The success of sustainable forest management starts with a solid plan. The United States Department of Agriculture (USDA) requires each chief state forester to develop a statewide action plan every ten years. The Wisconsin plan, developed in 2020, reflects on lessons learned from the past to prepare for future challenges.

The next 12 posts are related to the “forest characteristics, ecology and management” section of the plan. Goals in this section include providing connectivity between forest patches, as well as increasing the quality and scale of forested habitat for many forest-dependent species.

DNR Staff engaging with landowners.

Wisconsin DNR Forestry meeting with stakeholders at Caroline Lake, Ashland County. A wide variety of forestry partners collaborated on the preparation and implementation of Wisconsin’s Statewide Forest Action Plan. Credit: Wisconsin DNR

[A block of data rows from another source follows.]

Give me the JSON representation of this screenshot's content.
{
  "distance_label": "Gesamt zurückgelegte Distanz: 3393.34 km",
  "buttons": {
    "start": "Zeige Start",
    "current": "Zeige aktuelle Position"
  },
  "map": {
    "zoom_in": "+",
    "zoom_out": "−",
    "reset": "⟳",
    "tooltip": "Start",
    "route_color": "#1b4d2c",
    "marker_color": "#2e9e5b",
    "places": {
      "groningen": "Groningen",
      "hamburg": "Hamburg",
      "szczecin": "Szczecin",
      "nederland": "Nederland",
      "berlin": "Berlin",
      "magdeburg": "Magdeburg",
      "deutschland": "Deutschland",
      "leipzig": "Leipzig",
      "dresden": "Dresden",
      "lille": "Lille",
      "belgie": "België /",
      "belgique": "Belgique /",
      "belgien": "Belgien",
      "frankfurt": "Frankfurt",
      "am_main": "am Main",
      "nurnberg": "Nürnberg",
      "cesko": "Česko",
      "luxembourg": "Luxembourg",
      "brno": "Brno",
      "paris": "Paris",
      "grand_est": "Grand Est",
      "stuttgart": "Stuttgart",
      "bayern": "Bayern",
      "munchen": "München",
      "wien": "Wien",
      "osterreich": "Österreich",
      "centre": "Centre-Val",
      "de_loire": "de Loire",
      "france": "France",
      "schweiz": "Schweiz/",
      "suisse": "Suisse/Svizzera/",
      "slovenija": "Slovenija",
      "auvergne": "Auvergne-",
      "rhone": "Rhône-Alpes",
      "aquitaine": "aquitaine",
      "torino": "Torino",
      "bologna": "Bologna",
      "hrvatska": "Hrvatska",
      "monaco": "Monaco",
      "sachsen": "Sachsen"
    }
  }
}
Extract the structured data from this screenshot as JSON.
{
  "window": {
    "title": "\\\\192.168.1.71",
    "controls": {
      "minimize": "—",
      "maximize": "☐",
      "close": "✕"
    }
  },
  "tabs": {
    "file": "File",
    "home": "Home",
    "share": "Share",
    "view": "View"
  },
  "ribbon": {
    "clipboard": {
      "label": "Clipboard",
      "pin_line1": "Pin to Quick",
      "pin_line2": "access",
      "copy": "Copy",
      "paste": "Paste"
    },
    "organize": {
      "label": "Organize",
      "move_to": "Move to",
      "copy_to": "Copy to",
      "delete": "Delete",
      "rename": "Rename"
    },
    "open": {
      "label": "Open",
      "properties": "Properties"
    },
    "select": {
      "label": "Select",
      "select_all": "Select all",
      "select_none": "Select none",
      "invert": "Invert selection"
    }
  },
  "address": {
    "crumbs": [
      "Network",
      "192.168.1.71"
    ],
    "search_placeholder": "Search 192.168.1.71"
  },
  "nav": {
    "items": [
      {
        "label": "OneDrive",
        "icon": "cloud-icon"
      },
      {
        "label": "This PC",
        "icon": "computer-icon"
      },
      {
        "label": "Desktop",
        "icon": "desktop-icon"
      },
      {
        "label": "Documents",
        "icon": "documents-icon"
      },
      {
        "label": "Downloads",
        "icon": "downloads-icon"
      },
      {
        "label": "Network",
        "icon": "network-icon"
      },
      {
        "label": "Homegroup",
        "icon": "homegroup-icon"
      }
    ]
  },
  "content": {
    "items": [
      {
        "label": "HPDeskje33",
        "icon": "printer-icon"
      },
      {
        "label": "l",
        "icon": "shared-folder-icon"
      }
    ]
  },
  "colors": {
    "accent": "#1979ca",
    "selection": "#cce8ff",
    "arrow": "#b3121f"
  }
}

Monitoring The Condition Of Wisconsin’s Forest Regeneration

Have you ever wondered how Wisconsin’s forests are monitored for regeneration? Forest regeneration, the process of renewing tree cover by establishing young trees, is one of the most basic and important elements of sustainable forest management. After a harvest or disturbance event, like a fire or heavy winds, successful regeneration is crucial to developing healthy, productive forests that can provide sustainable economic and ecological functions. Forest regrowth patterns must be well understood to manage Wisconsin’s forest resources sustainably.

In 2018, the DNR’s Forestry Division launched the Forest Regeneration Monitoring (FRM) program to better assess the status and progression of naturally regenerating forests on county, state, federal and private lands across the state.

Continue reading “Monitoring The Condition Of Wisconsin’s Forest Regeneration”

Wood Energy – Renewable And Locally Available

Did you know that wood energy makes up a large percentage of Wisconsin’s renewable energy consumption? In 2017, biomass (including wood) accounted for an estimated 70% of the state’s renewable energy use.  Are you a business, school or institution interested in learning more about whether wood energy is a good fit for you?  See how the Forest Products Services program can help!

Graphs displaying renewable energy use by source.

Source: https://psc.wi.gov/Pages/Programs/OEI/WisconsinEnergyStatistics.aspx

DNR Announces Urban Forestry Catastrophic Storm Grant Recipients

By Nicolle Spafford, DNR Program Specialist, Nicolle.Spafford@wisconsin.gov or 715-896-7099

The Wisconsin Department of Natural Resources (DNR) today announced the recipients of the Urban Forestry Catastrophic Storm Grants to assist with damage sustained during the July 28, 2021 extreme storm events throughout the state.

The following five communities will divide $104,920.00 in fiscal year 2022 state grant dollars: Marathon County, City of Omro, City of Ripon, City of Tomahawk and the City of Watertown.

Catastrophic storm grants typically range from $4,000 to $50,000. Due to the high number of applications this year, applicants could receive a maximum of $22,965. Each applicant received at least partial funding. The grants do not require a dollar-for-dollar match.

The DNR’s Urban Forestry Catastrophic Storm Grant program funds tree repair, removal or replacement within urban areas following a catastrophic storm event for which the governor has declared a State of Emergency under s. 323.10, Wis. Stats.

Continue reading “DNR Announces Urban Forestry Catastrophic Storm Grant Recipients”